Sea snakes lose their stripes the nearer they live to man, and because of pollution, suggests a new study. Seas nakes living in more pristine parts of the reef were decorated with black-and-white bands or blotches (pictured)

THE COLOUR CHANGE

The researchers measured trace elements of pollutants in the shed skins of sea snakes from urban-industrial compared to other areas and in dark versus light skin.

As predicted, concentrations of pollutants were higher in snakes from urban-industrial areas.

Pollutant concentrations were also higher in darker than in paler skin.

The researchers further found that darker snakes shed their skins more often.

As a result, it appears that sea snakes whose skin is more heavily pigmented with melanin have an advantage over their lighter relatives in polluted areas.

The blacker skin of urban sea snakes allows them to more effectively bind and rid their bodies of contaminants, including arsenic and zinc, each time they shed their skins. 

The colour changes are the result of an adaptation to differences in the snakes' exposure to pollution, according to the international team of researchers.

The blacker skin of urban sea snakes allows them to more effectively bind and rid their bodies of contaminants, including arsenic and zinc, each time they shed their skins.

The findings add sea snakes to a growing list of species that show industrial melanism, a greater prevalence of dark-coloured varieties in industrial areas.

Study coauthor Professor Rick Shine, from the University of Sydney, said: 'The animals I study continue to astonish me.

'I think it's remarkable to find industrial melanism in organisms as different as moths and sea snakes.'

The researchers got the idea that blacker skin might be related to pollutant exposure after learning that the darker feathers of urban pigeons in Paris store more zinc than lighter feathers.

Seasnakes living in places with regular human activity, such as near the city, were found to be black (pictured) by scientists

Seasnakes living in places with regular human activity, such as near the city, were found to be black (pictured) by scientists

They wondered whether a similar thing might be happening in the sea snakes, which they had already noticed changed colour around areas of human activity.

To find out, the researchers measured trace elements of pollutants in the shed skins of sea snakes from urban-industrial compared to other areas and in dark versus light skin.
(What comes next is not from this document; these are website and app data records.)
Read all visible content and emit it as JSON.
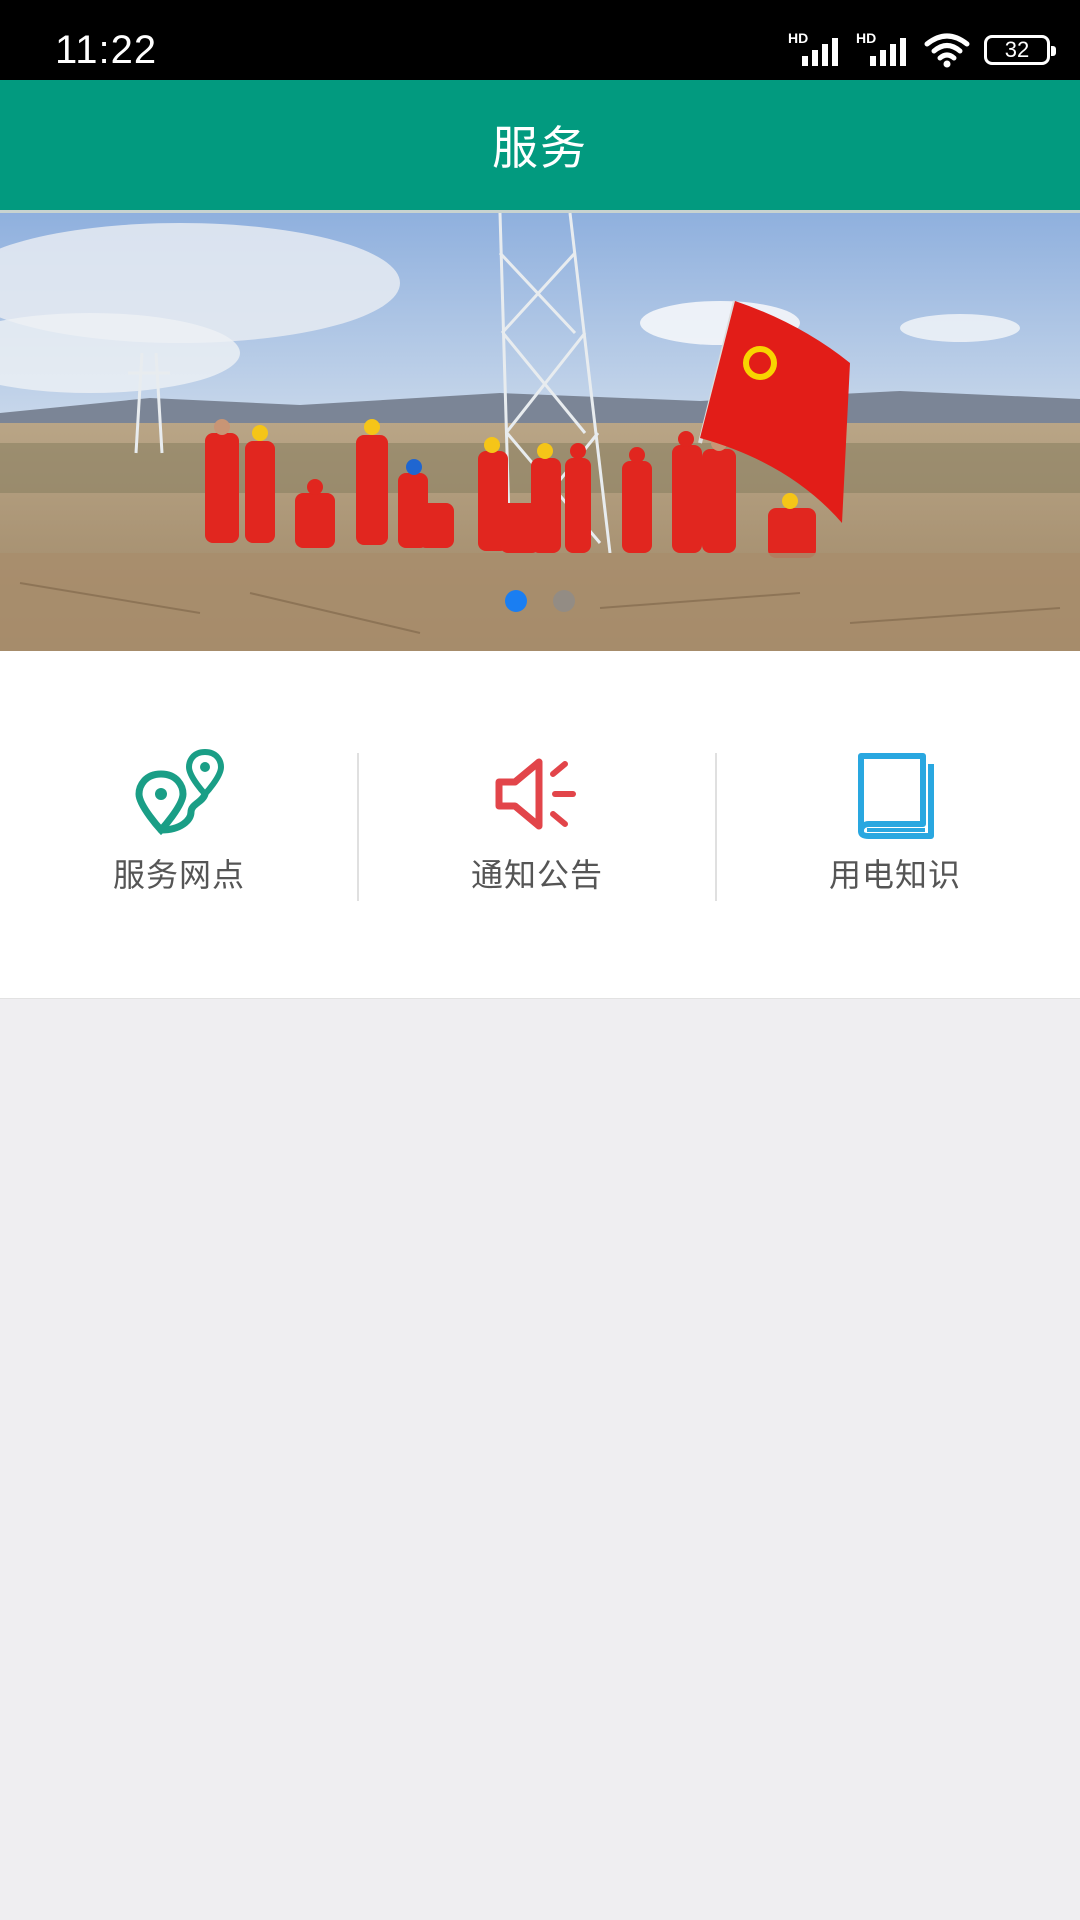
{
  "status_bar": {
    "time": "11:22",
    "signal1_label": "HD",
    "signal2_label": "HD",
    "battery": "32"
  },
  "header": {
    "title": "服务"
  },
  "banner": {
    "slides": 2,
    "active_slide": 1
  },
  "services": [
    {
      "label": "服务网点",
      "icon": "map-route-pin-icon",
      "color": "#1a9e86"
    },
    {
      "label": "通知公告",
      "icon": "megaphone-icon",
      "color": "#e2454a"
    },
    {
      "label": "用电知识",
      "icon": "book-icon",
      "color": "#29a7e0"
    }
  ],
  "colors": {
    "header_bg": "#029a7f",
    "page_bg": "#efeef1",
    "dot_active": "#1a7ef2"
  }
}
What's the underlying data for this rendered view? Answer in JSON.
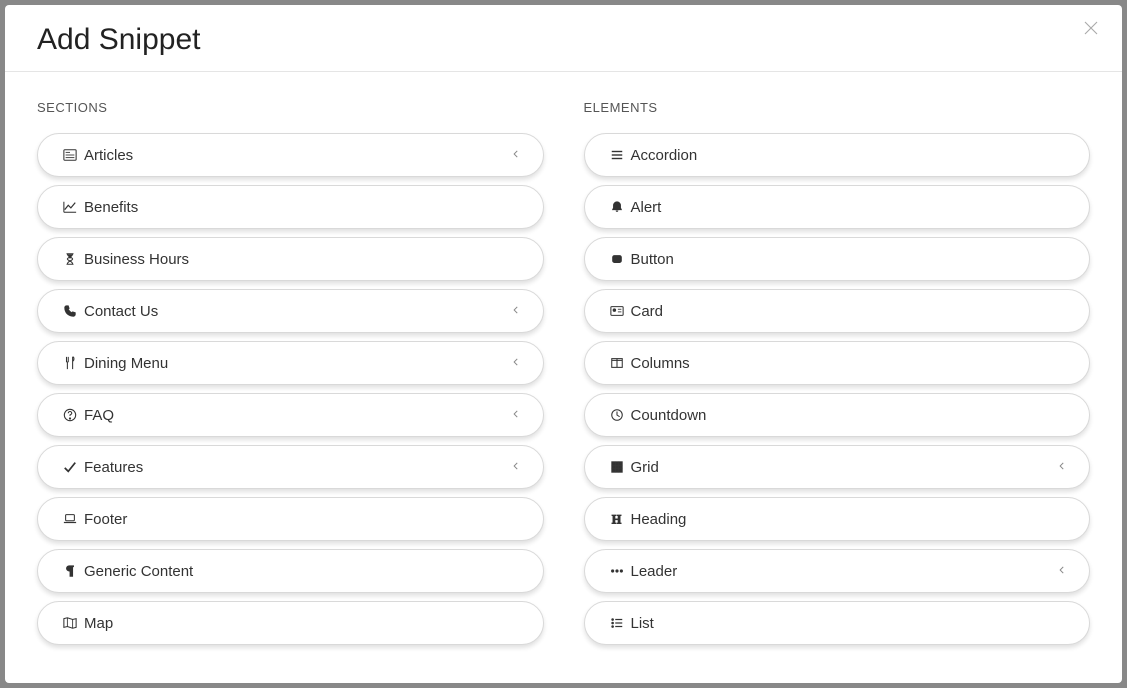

As predicted, concentrations of pollutants were higher in snakes from urban-industrial areas.

Pollutant concentrations were also higher in darker than in paler skin.

The researchers further found that darker snakes shed their skins more often.
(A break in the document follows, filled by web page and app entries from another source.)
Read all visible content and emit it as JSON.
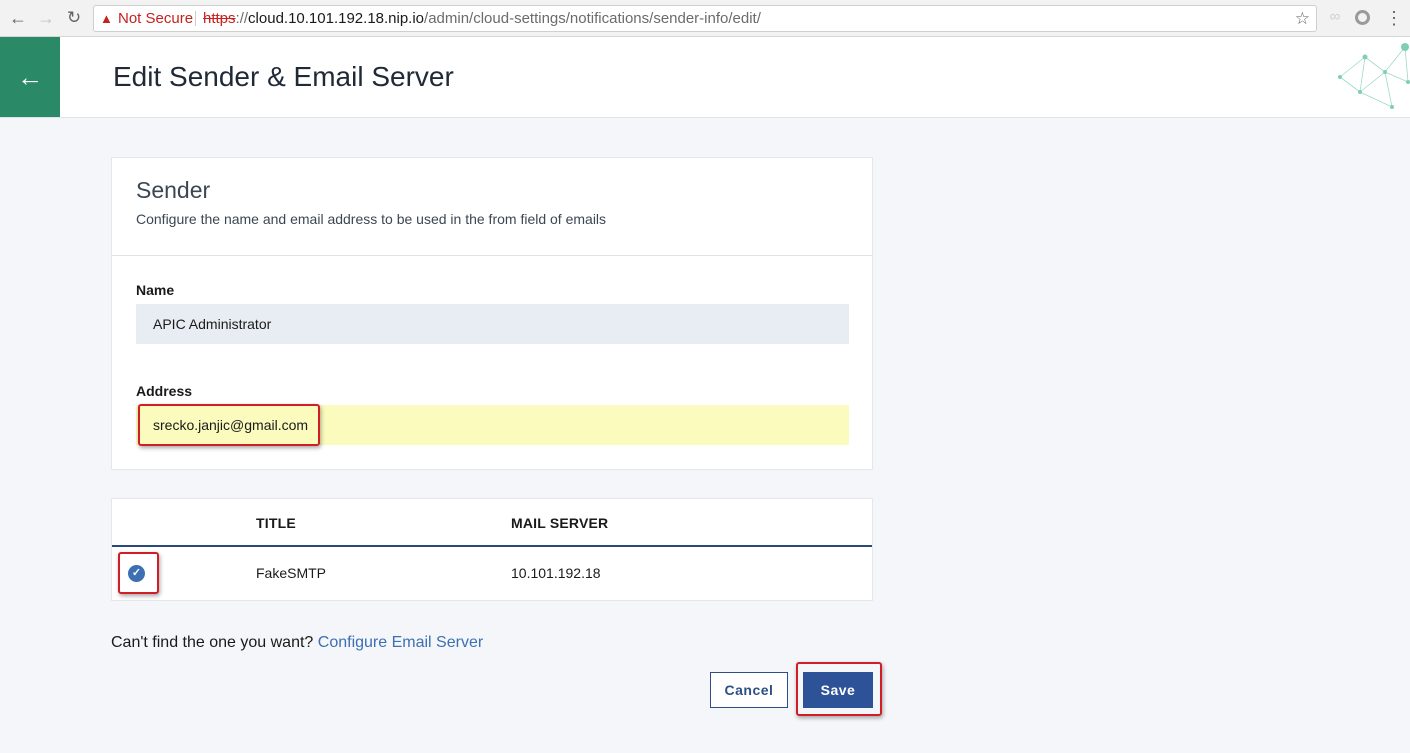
{
  "browser": {
    "security_label": "Not Secure",
    "url_scheme": "https",
    "url_sep": "://",
    "url_host": "cloud.10.101.192.18.nip.io",
    "url_path": "/admin/cloud-settings/notifications/sender-info/edit/"
  },
  "header": {
    "back_icon": "←",
    "title": "Edit Sender & Email Server"
  },
  "sender": {
    "title": "Sender",
    "description": "Configure the name and email address to be used in the from field of emails",
    "name_label": "Name",
    "name_value": "APIC Administrator",
    "address_label": "Address",
    "address_value": "srecko.janjic@gmail.com"
  },
  "table": {
    "columns": [
      "",
      "TITLE",
      "MAIL SERVER"
    ],
    "rows": [
      {
        "selected": true,
        "title": "FakeSMTP",
        "mail_server": "10.101.192.18"
      }
    ]
  },
  "footer": {
    "prompt": "Can't find the one you want?",
    "link": "Configure Email Server",
    "cancel": "Cancel",
    "save": "Save"
  },
  "colors": {
    "accent_green": "#2a8a68",
    "primary_blue": "#2d5297",
    "highlight_red": "#d11e26",
    "autofill_yellow": "#fafbbd"
  },
  "icons": {
    "back": "back-arrow-icon",
    "warning": "warning-icon",
    "star": "bookmark-star-icon",
    "radio": "checkmark-circle-icon"
  }
}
As a result, it appears that sea snakes whose skin is more heavily pigmented with melanin have an advantage over their lighter relatives in polluted areas.
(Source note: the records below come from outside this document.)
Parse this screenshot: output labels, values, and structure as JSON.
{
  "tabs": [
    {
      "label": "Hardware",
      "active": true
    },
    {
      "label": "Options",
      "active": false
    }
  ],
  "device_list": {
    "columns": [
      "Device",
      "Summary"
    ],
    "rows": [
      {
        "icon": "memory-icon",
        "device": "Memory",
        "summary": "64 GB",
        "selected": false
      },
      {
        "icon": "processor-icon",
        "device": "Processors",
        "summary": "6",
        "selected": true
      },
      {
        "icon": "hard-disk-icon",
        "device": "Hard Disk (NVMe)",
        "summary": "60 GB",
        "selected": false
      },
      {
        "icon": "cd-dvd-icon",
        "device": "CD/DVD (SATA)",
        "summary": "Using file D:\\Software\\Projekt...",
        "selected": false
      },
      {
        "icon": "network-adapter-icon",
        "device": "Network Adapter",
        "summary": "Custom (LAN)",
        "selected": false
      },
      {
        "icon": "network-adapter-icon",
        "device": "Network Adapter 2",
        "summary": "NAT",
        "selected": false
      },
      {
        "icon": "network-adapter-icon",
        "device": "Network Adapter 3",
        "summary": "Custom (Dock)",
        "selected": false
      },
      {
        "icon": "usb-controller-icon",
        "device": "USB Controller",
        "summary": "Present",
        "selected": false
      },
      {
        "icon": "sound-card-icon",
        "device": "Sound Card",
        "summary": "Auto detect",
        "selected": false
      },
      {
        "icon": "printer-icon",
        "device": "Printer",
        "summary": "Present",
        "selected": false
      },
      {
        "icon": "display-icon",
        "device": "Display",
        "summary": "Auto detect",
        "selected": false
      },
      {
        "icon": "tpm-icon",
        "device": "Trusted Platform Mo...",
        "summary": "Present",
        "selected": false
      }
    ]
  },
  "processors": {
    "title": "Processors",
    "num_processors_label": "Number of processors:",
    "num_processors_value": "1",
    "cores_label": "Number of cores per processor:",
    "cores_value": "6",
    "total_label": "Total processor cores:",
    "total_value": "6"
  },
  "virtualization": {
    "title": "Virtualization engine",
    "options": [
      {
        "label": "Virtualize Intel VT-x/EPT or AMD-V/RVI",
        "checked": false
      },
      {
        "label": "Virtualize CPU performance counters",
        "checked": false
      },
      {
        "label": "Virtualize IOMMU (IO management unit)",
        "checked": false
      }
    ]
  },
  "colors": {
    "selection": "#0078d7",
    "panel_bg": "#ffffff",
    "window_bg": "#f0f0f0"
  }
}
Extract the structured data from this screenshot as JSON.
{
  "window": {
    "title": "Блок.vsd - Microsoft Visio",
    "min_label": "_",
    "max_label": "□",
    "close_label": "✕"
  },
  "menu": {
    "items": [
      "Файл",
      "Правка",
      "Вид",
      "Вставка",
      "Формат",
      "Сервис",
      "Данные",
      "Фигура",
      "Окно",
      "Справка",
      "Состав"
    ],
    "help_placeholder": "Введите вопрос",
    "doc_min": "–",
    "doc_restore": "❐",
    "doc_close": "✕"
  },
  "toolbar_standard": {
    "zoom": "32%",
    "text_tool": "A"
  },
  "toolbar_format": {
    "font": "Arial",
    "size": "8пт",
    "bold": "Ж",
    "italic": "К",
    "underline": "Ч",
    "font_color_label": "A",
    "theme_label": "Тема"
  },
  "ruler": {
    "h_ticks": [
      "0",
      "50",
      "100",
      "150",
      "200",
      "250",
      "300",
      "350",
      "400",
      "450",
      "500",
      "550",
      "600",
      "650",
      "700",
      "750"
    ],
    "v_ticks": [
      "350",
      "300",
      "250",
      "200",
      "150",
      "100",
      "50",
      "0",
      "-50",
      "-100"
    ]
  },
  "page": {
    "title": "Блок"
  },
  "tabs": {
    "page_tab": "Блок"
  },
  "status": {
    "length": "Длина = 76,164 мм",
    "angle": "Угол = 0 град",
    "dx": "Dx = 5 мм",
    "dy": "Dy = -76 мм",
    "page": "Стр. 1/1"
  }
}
Professor Shine said that the findings are another example of rapid adaptive evolutionary change in action, but added that the adaptation is a reminder of the effect humans can have on wildlife. 

He said: 'Even on an apparently pristine coral reef, human activities can pose very real problems for the animals that live there.'

The blacker skin of urban sea snakes allows them to more effectively bind and rid their bodies of contaminants, including arsenic and zinc, each time they shed their skins

The blacker skin of urban sea snakes allows them to more effectively bind and rid their bodies of contaminants, including arsenic and zinc, each time they shed their skins